* Work to be completed:
Apart from the pictures, print the data below exactly as given.

* Dataset:
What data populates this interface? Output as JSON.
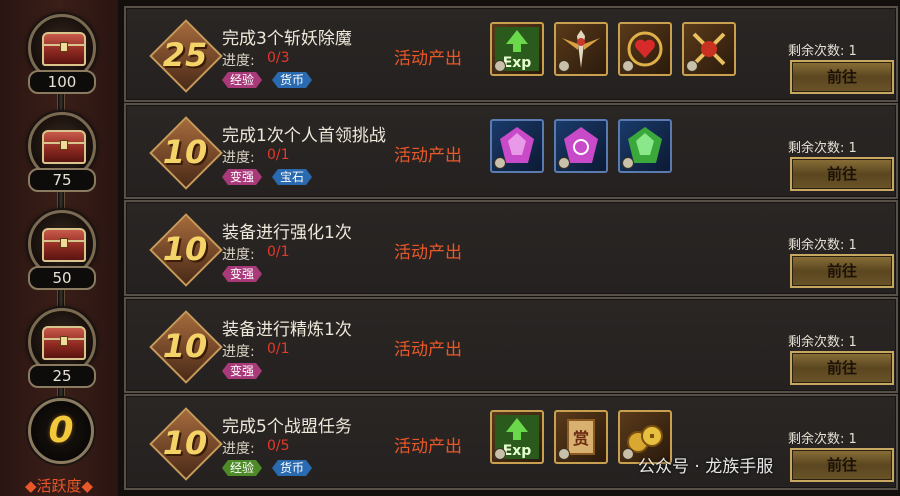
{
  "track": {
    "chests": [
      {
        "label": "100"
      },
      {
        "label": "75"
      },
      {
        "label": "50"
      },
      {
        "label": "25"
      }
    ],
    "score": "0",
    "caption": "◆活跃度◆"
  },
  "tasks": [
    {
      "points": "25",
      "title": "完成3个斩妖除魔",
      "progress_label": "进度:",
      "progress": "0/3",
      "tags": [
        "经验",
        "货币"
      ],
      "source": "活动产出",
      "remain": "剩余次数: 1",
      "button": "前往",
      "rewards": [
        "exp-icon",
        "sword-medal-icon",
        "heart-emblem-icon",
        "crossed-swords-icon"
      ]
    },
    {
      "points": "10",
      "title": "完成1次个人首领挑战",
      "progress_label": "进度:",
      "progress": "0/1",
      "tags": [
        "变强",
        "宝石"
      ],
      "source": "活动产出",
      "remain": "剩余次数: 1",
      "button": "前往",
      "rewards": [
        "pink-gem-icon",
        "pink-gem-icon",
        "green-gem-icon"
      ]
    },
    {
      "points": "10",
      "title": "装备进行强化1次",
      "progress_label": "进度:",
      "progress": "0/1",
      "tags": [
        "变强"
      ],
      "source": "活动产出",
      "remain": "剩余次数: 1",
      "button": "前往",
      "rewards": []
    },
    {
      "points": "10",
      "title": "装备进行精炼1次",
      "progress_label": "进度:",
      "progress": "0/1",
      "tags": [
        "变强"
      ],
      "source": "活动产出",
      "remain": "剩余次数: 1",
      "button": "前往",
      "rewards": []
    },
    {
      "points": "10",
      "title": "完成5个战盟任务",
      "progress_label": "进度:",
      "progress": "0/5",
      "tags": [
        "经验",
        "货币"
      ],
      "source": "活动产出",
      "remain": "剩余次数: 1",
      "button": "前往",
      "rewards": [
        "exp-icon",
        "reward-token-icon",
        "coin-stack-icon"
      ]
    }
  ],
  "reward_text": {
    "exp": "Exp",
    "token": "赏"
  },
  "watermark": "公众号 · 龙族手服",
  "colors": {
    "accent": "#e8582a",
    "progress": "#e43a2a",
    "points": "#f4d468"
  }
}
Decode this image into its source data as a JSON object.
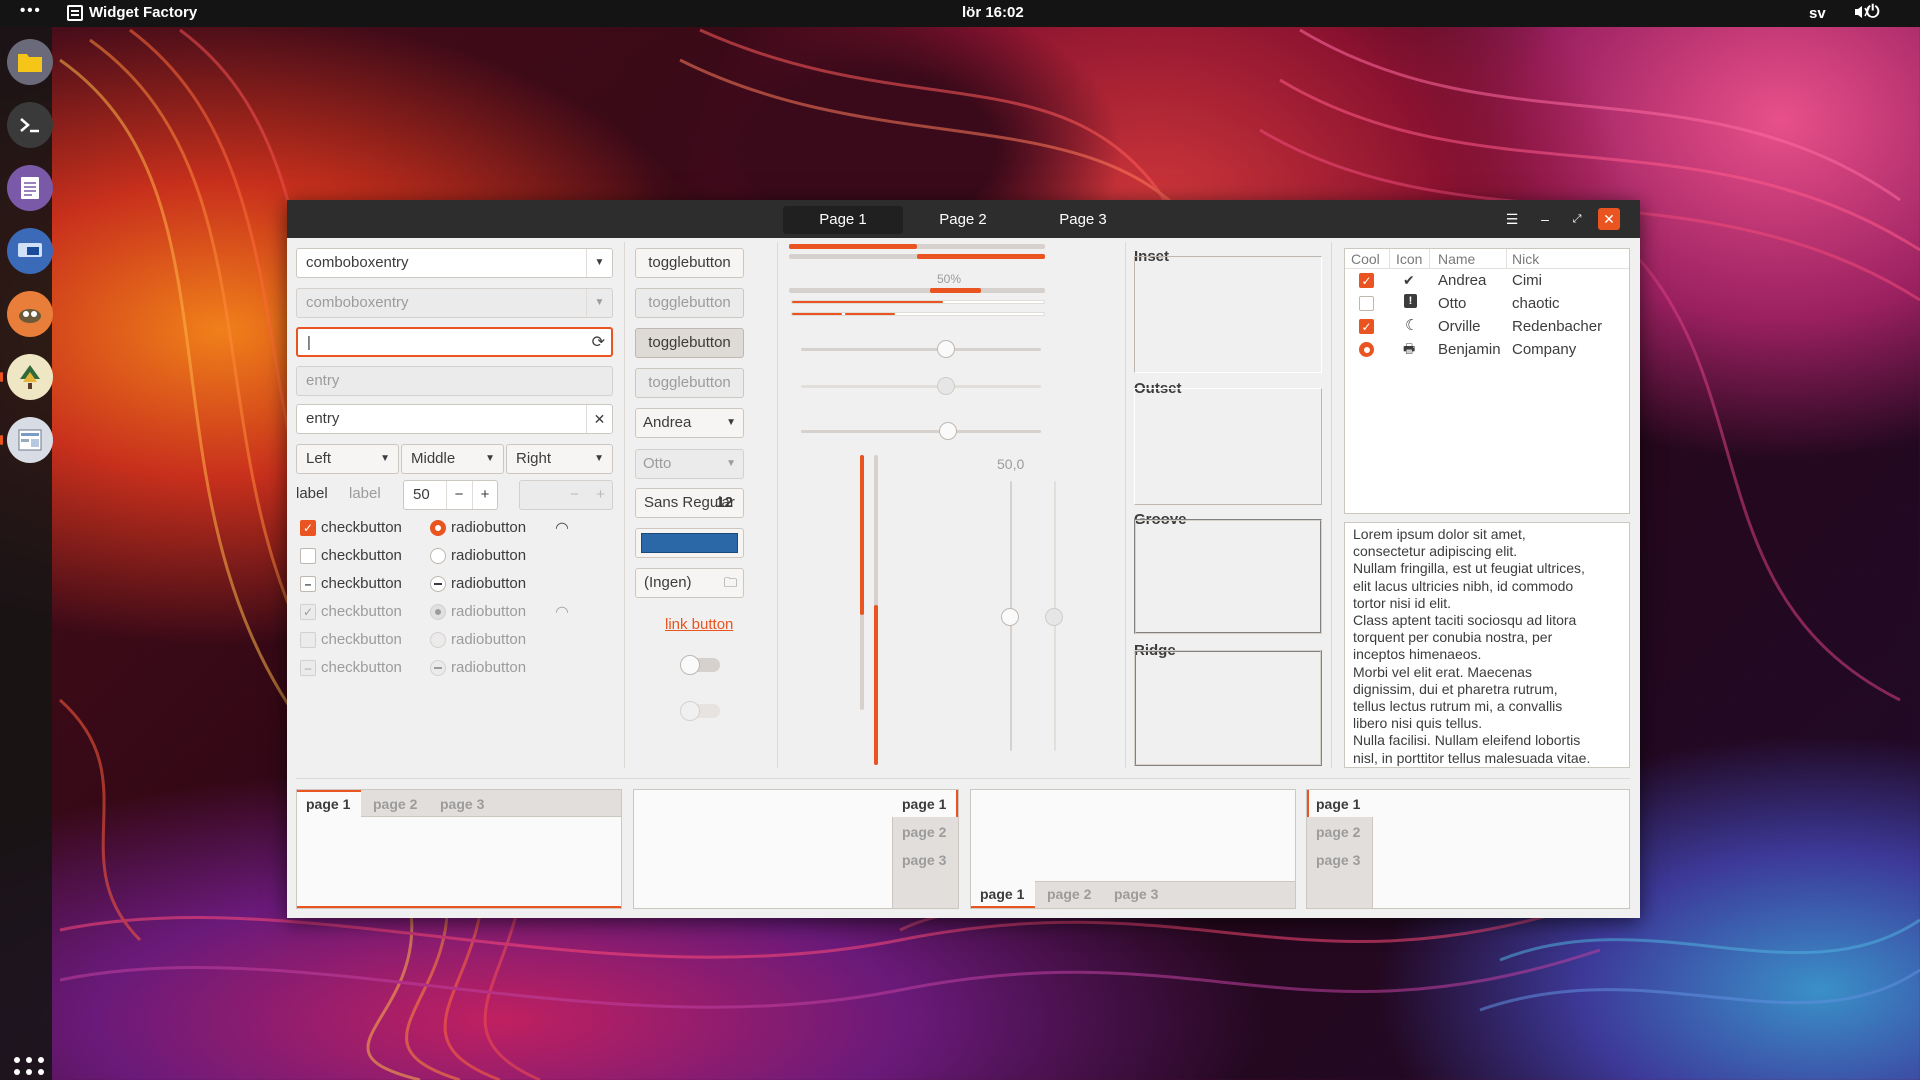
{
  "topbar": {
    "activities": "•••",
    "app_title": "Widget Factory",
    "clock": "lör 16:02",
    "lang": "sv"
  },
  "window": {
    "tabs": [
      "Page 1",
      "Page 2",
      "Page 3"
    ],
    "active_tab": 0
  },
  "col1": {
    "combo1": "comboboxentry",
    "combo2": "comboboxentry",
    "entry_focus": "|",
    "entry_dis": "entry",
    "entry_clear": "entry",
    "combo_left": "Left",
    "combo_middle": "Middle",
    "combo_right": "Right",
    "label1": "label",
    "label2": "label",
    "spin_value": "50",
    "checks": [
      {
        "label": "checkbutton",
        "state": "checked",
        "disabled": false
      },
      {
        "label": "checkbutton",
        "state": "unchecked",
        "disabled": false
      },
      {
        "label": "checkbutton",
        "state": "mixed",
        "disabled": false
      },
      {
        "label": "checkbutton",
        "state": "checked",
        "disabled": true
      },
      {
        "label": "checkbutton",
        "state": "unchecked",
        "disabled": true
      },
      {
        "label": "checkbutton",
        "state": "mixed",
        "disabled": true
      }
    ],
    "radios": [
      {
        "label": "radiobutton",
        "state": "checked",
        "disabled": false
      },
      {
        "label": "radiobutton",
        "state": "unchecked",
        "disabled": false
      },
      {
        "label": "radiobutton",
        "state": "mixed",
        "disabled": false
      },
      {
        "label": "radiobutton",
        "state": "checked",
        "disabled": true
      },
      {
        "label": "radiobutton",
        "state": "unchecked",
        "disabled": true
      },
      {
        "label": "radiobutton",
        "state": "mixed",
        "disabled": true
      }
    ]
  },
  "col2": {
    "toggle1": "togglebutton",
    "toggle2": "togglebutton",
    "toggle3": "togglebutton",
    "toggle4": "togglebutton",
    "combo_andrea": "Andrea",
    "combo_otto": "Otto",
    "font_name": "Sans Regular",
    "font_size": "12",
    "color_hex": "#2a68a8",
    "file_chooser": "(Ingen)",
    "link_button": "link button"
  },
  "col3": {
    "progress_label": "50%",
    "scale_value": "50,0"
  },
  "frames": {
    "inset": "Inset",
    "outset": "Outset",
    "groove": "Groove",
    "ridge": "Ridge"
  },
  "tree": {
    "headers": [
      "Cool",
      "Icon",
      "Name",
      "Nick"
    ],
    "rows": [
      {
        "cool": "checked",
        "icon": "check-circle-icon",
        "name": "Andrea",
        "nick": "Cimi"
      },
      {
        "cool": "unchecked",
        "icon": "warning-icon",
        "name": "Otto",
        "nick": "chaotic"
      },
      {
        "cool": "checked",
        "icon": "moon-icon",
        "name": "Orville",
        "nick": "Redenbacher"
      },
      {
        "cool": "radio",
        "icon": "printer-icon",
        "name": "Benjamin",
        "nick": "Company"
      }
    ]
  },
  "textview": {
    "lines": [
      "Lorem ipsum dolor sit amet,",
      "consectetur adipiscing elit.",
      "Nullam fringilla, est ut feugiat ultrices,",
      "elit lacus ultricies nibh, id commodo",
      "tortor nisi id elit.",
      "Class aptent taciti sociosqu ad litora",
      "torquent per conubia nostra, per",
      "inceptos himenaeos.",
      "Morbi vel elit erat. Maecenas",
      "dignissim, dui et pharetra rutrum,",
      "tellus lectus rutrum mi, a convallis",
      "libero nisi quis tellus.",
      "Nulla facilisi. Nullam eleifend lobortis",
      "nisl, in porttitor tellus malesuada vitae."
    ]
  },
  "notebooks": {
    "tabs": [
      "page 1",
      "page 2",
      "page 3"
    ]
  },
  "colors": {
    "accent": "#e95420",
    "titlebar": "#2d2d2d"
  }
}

* Exercise solution:
What data populates this interface? Output as JSON.
{
  "track": {
    "chests": [
      {
        "label": "100"
      },
      {
        "label": "75"
      },
      {
        "label": "50"
      },
      {
        "label": "25"
      }
    ],
    "score": "0",
    "caption": "◆活跃度◆"
  },
  "tasks": [
    {
      "points": "25",
      "title": "完成3个斩妖除魔",
      "progress_label": "进度:",
      "progress": "0/3",
      "tags": [
        "经验",
        "货币"
      ],
      "source": "活动产出",
      "remain": "剩余次数: 1",
      "button": "前往",
      "rewards": [
        "exp-icon",
        "sword-medal-icon",
        "heart-emblem-icon",
        "crossed-swords-icon"
      ]
    },
    {
      "points": "10",
      "title": "完成1次个人首领挑战",
      "progress_label": "进度:",
      "progress": "0/1",
      "tags": [
        "变强",
        "宝石"
      ],
      "source": "活动产出",
      "remain": "剩余次数: 1",
      "button": "前往",
      "rewards": [
        "pink-gem-icon",
        "pink-gem-icon",
        "green-gem-icon"
      ]
    },
    {
      "points": "10",
      "title": "装备进行强化1次",
      "progress_label": "进度:",
      "progress": "0/1",
      "tags": [
        "变强"
      ],
      "source": "活动产出",
      "remain": "剩余次数: 1",
      "button": "前往",
      "rewards": []
    },
    {
      "points": "10",
      "title": "装备进行精炼1次",
      "progress_label": "进度:",
      "progress": "0/1",
      "tags": [
        "变强"
      ],
      "source": "活动产出",
      "remain": "剩余次数: 1",
      "button": "前往",
      "rewards": []
    },
    {
      "points": "10",
      "title": "完成5个战盟任务",
      "progress_label": "进度:",
      "progress": "0/5",
      "tags": [
        "经验",
        "货币"
      ],
      "source": "活动产出",
      "remain": "剩余次数: 1",
      "button": "前往",
      "rewards": [
        "exp-icon",
        "reward-token-icon",
        "coin-stack-icon"
      ]
    }
  ],
  "reward_text": {
    "exp": "Exp",
    "token": "赏"
  },
  "watermark": "公众号 · 龙族手服",
  "colors": {
    "accent": "#e8582a",
    "progress": "#e43a2a",
    "points": "#f4d468"
  }
}
Decode this image into its source data as a JSON object.
{
  "topbar": {
    "activities": "•••",
    "app_title": "Widget Factory",
    "clock": "lör 16:02",
    "lang": "sv"
  },
  "window": {
    "tabs": [
      "Page 1",
      "Page 2",
      "Page 3"
    ],
    "active_tab": 0
  },
  "col1": {
    "combo1": "comboboxentry",
    "combo2": "comboboxentry",
    "entry_focus": "|",
    "entry_dis": "entry",
    "entry_clear": "entry",
    "combo_left": "Left",
    "combo_middle": "Middle",
    "combo_right": "Right",
    "label1": "label",
    "label2": "label",
    "spin_value": "50",
    "checks": [
      {
        "label": "checkbutton",
        "state": "checked",
        "disabled": false
      },
      {
        "label": "checkbutton",
        "state": "unchecked",
        "disabled": false
      },
      {
        "label": "checkbutton",
        "state": "mixed",
        "disabled": false
      },
      {
        "label": "checkbutton",
        "state": "checked",
        "disabled": true
      },
      {
        "label": "checkbutton",
        "state": "unchecked",
        "disabled": true
      },
      {
        "label": "checkbutton",
        "state": "mixed",
        "disabled": true
      }
    ],
    "radios": [
      {
        "label": "radiobutton",
        "state": "checked",
        "disabled": false
      },
      {
        "label": "radiobutton",
        "state": "unchecked",
        "disabled": false
      },
      {
        "label": "radiobutton",
        "state": "mixed",
        "disabled": false
      },
      {
        "label": "radiobutton",
        "state": "checked",
        "disabled": true
      },
      {
        "label": "radiobutton",
        "state": "unchecked",
        "disabled": true
      },
      {
        "label": "radiobutton",
        "state": "mixed",
        "disabled": true
      }
    ]
  },
  "col2": {
    "toggle1": "togglebutton",
    "toggle2": "togglebutton",
    "toggle3": "togglebutton",
    "toggle4": "togglebutton",
    "combo_andrea": "Andrea",
    "combo_otto": "Otto",
    "font_name": "Sans Regular",
    "font_size": "12",
    "color_hex": "#2a68a8",
    "file_chooser": "(Ingen)",
    "link_button": "link button"
  },
  "col3": {
    "progress_label": "50%",
    "scale_value": "50,0"
  },
  "frames": {
    "inset": "Inset",
    "outset": "Outset",
    "groove": "Groove",
    "ridge": "Ridge"
  },
  "tree": {
    "headers": [
      "Cool",
      "Icon",
      "Name",
      "Nick"
    ],
    "rows": [
      {
        "cool": "checked",
        "icon": "check-circle-icon",
        "name": "Andrea",
        "nick": "Cimi"
      },
      {
        "cool": "unchecked",
        "icon": "warning-icon",
        "name": "Otto",
        "nick": "chaotic"
      },
      {
        "cool": "checked",
        "icon": "moon-icon",
        "name": "Orville",
        "nick": "Redenbacher"
      },
      {
        "cool": "radio",
        "icon": "printer-icon",
        "name": "Benjamin",
        "nick": "Company"
      }
    ]
  },
  "textview": {
    "lines": [
      "Lorem ipsum dolor sit amet,",
      "consectetur adipiscing elit.",
      "Nullam fringilla, est ut feugiat ultrices,",
      "elit lacus ultricies nibh, id commodo",
      "tortor nisi id elit.",
      "Class aptent taciti sociosqu ad litora",
      "torquent per conubia nostra, per",
      "inceptos himenaeos.",
      "Morbi vel elit erat. Maecenas",
      "dignissim, dui et pharetra rutrum,",
      "tellus lectus rutrum mi, a convallis",
      "libero nisi quis tellus.",
      "Nulla facilisi. Nullam eleifend lobortis",
      "nisl, in porttitor tellus malesuada vitae."
    ]
  },
  "notebooks": {
    "tabs": [
      "page 1",
      "page 2",
      "page 3"
    ]
  },
  "colors": {
    "accent": "#e95420",
    "titlebar": "#2d2d2d"
  }
}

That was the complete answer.